The newest exhibit at Lincoln Memorial University’s Abraham Lincoln Library and Museum opened this week. “Clouds and Darkness Surround Us”: The Life of Mary Todd Lincoln examines the tragic fate of Lincoln’s widow, and features original costumes from Steven Spielberg’s Oscar-winning film alongside additional material from the ALLM collection. This exhibit runs through November 20, 2015.
In conjunction with the exhibit, the museum is hosting a number of special events, including a screening of Spielberg’s film and presentations on the history of Lincoln in the movies. For more information about the exhibit and upcoming events, visit the ALLM website.
Liam Neeson, who was Steven Spielberg’s original choice for the title role in Lincoln, talked about his decision to back out of the project in an interview with GQ. The Huffington Post has an excerpt:
“We started reading this, and there was an intro, and then I see ‘Lincoln’: where I have to start speaking, and I just — a thunderbolt moment. I thought, ‘I’m not supposed to be here. This is gone. I’ve passed my sell-by date. I don’t want to play this Lincoln. I can’t be him,'” Neeson said. “It was a very strange feeling, and it was partly grief. I read very, very poorly by any standards, but then some people come up afterward and say, ‘Oh, you’re made to play Lincoln.’ I just was cringing with embarrassment.”

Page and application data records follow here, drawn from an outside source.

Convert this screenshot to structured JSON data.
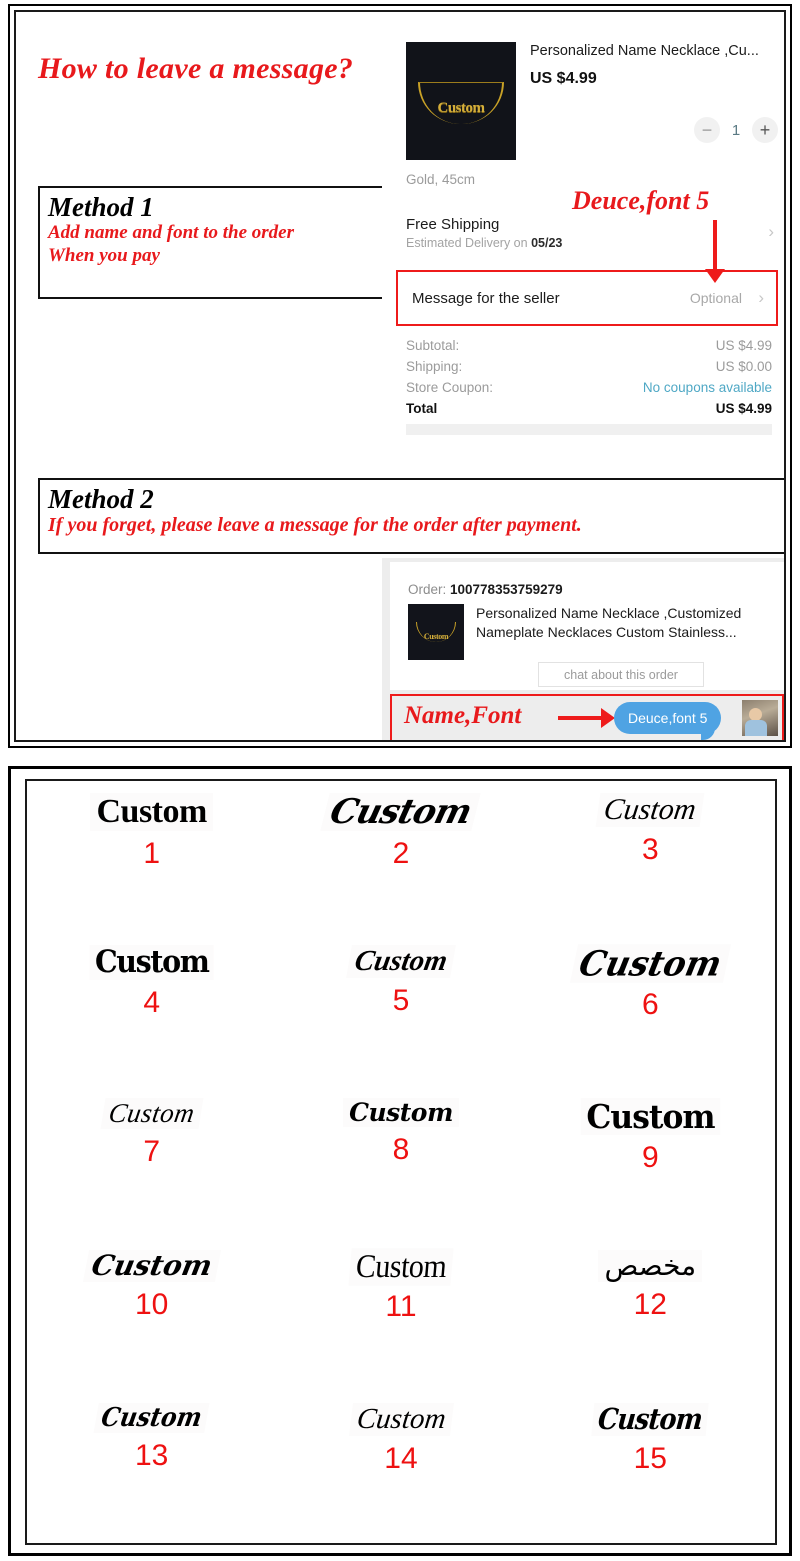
{
  "headline": "How to leave a message?",
  "method1": {
    "title": "Method 1",
    "line1": "Add name and font to the order",
    "line2": "When you pay"
  },
  "method2": {
    "title": "Method 2",
    "line1": "If you forget, please leave a message for the order after payment."
  },
  "annotations": {
    "deuce_font5": "Deuce,font 5",
    "name_font": "Name,Font"
  },
  "checkout": {
    "product_title": "Personalized Name Necklace ,Cu...",
    "price": "US $4.99",
    "thumb_text": "Custom",
    "qty": {
      "minus": "−",
      "value": "1",
      "plus": "+"
    },
    "variant": "Gold, 45cm",
    "shipping_title": "Free Shipping",
    "shipping_sub_prefix": "Estimated Delivery on ",
    "shipping_sub_date": "05/23",
    "message_row": {
      "label": "Message for the seller",
      "value": "Optional",
      "chevron": "›"
    },
    "summary": [
      {
        "key": "Subtotal:",
        "value": "US $4.99",
        "link": false,
        "total": false
      },
      {
        "key": "Shipping:",
        "value": "US $0.00",
        "link": false,
        "total": false
      },
      {
        "key": "Store Coupon:",
        "value": "No coupons available",
        "link": true,
        "total": false
      },
      {
        "key": "Total",
        "value": "US $4.99",
        "link": false,
        "total": true
      }
    ]
  },
  "chat": {
    "order_label": "Order: ",
    "order_number": "100778353759279",
    "product_desc": "Personalized Name Necklace ,Customized Nameplate Necklaces Custom Stainless...",
    "thumb_text": "Custom",
    "chat_button": "chat about this order",
    "bubble_text": "Deuce,font 5"
  },
  "fonts": {
    "samples": [
      {
        "num": "1",
        "text": "Custom",
        "cls": "f1"
      },
      {
        "num": "2",
        "text": "Custom",
        "cls": "f2"
      },
      {
        "num": "3",
        "text": "Custom",
        "cls": "f3"
      },
      {
        "num": "4",
        "text": "Custom",
        "cls": "f4"
      },
      {
        "num": "5",
        "text": "Custom",
        "cls": "f5"
      },
      {
        "num": "6",
        "text": "Custom",
        "cls": "f6"
      },
      {
        "num": "7",
        "text": "Custom",
        "cls": "f7"
      },
      {
        "num": "8",
        "text": "Custom",
        "cls": "f8"
      },
      {
        "num": "9",
        "text": "Custom",
        "cls": "f9"
      },
      {
        "num": "10",
        "text": "Custom",
        "cls": "f10"
      },
      {
        "num": "11",
        "text": "Custom",
        "cls": "f11"
      },
      {
        "num": "12",
        "text": "مخصص",
        "cls": "f12"
      },
      {
        "num": "13",
        "text": "Custom",
        "cls": "f13"
      },
      {
        "num": "14",
        "text": "Custom",
        "cls": "f14"
      },
      {
        "num": "15",
        "text": "Custom",
        "cls": "f15"
      }
    ]
  },
  "colors": {
    "annotation_red": "#e8191c",
    "highlight_red": "#ee1b1b",
    "bubble_blue": "#4fa3e3",
    "link_blue": "#4fa8c5",
    "number_red": "#ee1111"
  }
}
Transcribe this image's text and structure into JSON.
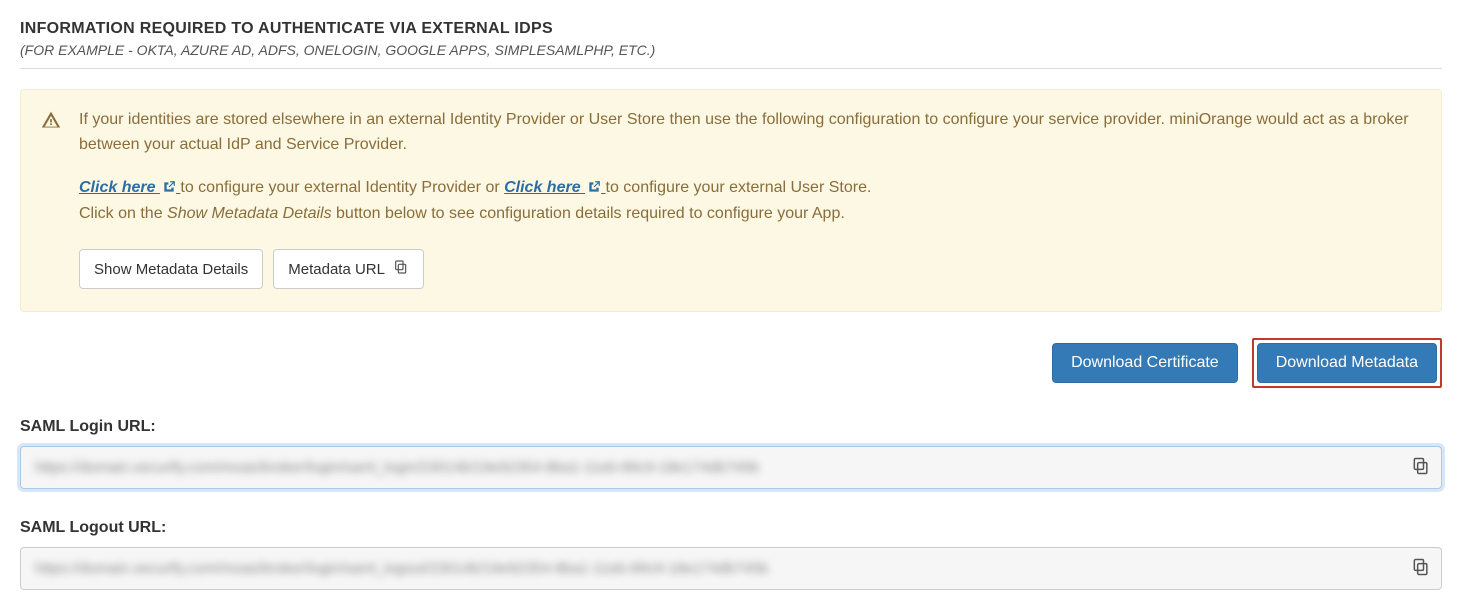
{
  "header": {
    "title": "INFORMATION REQUIRED TO AUTHENTICATE VIA EXTERNAL IDPS",
    "subtitle": "(FOR EXAMPLE - OKTA, AZURE AD, ADFS, ONELOGIN, GOOGLE APPS, SIMPLESAMLPHP, ETC.)"
  },
  "alert": {
    "line1": "If your identities are stored elsewhere in an external Identity Provider or User Store then use the following configuration to configure your service provider. miniOrange would act as a broker between your actual IdP and Service Provider.",
    "click_here_1": "Click here",
    "configure_idp_text": " to configure your external Identity Provider or ",
    "click_here_2": "Click here",
    "configure_user_store_text": " to configure your external User Store.",
    "metadata_hint_prefix": "Click on the ",
    "metadata_hint_em": "Show Metadata Details",
    "metadata_hint_suffix": " button below to see configuration details required to configure your App.",
    "show_metadata_btn": "Show Metadata Details",
    "metadata_url_btn": "Metadata URL"
  },
  "actions": {
    "download_certificate": "Download Certificate",
    "download_metadata": "Download Metadata"
  },
  "fields": {
    "saml_login": {
      "label": "SAML Login URL:",
      "value": "https://domain.xecurify.com/moas/broker/login/saml_login/23014b/19e92354-8ba1-11eb-89c9-18e174db745b"
    },
    "saml_logout": {
      "label": "SAML Logout URL:",
      "value": "https://domain.xecurify.com/moas/broker/login/saml_logout/23014b/19e92354-8ba1-11eb-89c9-18e174db745b"
    }
  }
}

DVD copies of Steven Spielberg’s Lincoln will be going out to public and private schools as part of an educational outreach effort; some schools will also receive new electronic equipment. Click here for more info.
Spielberg’s Lincoln is getting slightly tweaked for overseas audiences who might not be as familiar with the historical background. From The Hollywood Reporter:
Instead of opening with a Civil War battle scene, onscreen messages first will contextualize the story against actual black-and-white images designed to provide insight into what was going on in America in 1865. It lasts about a minute.…Fox research showed that, while nearly everyone outside the U.S. had heard of Abraham Lincoln, most didn’t know about his role in the Civil War or ending slavery. So the studio has created a series of country-specific promotional shorts featuring political figures explaining the larger context.
Senate Majority Leader Harry Reid and Minority Leader Mitch McConnell have jointly invited their fellow lawmakers to attend a special screening of Steven Spielberg’s Lincoln next week, followed by a discussion with Spielberg, Daniel Day-Lewis, screenwriter Tony Kushner, and Doris Kearns Goodwin. The two Senate rivals note that the story “depicts the good which is attainable when public servants put the betterment of the country ahead of short-term political interests.”
Walter Stahr, author of a new biography of William H. Seward, shares his thoughts on Spielberg’s Lincoln at the Wall Street Journal‘s website.
Pulitzer Prize-winning Civil War historian James McPherson answered some questions about Steven Spielberg’s Lincoln for the Chicago Tribune, judging the movie to be more accurate than previous depictions.